--- Problem to work on ---
Copy out all of the data below exactly, so that no word differs from the original.

--- Excerpted records ---

○ ○ ○ ○ ○

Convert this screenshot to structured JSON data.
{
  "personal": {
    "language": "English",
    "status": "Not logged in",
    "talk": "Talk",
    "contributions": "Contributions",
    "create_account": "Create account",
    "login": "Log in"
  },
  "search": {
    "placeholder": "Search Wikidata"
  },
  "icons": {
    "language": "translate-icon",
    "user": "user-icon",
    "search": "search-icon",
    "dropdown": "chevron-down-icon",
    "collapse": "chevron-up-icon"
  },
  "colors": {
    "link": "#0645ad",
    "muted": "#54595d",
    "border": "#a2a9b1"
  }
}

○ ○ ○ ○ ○

--- Written answer ---
Convert this screenshot to structured JSON data.
{
  "personal": {
    "language": "English",
    "status": "Not logged in",
    "talk": "Talk",
    "contributions": "Contributions",
    "create_account": "Create account",
    "login": "Log in"
  },
  "search": {
    "placeholder": "Search Wikidata"
  },
  "icons": {
    "language": "translate-icon",
    "user": "user-icon",
    "search": "search-icon",
    "dropdown": "chevron-down-icon",
    "collapse": "chevron-up-icon"
  },
  "colors": {
    "link": "#0645ad",
    "muted": "#54595d",
    "border": "#a2a9b1"
  }
}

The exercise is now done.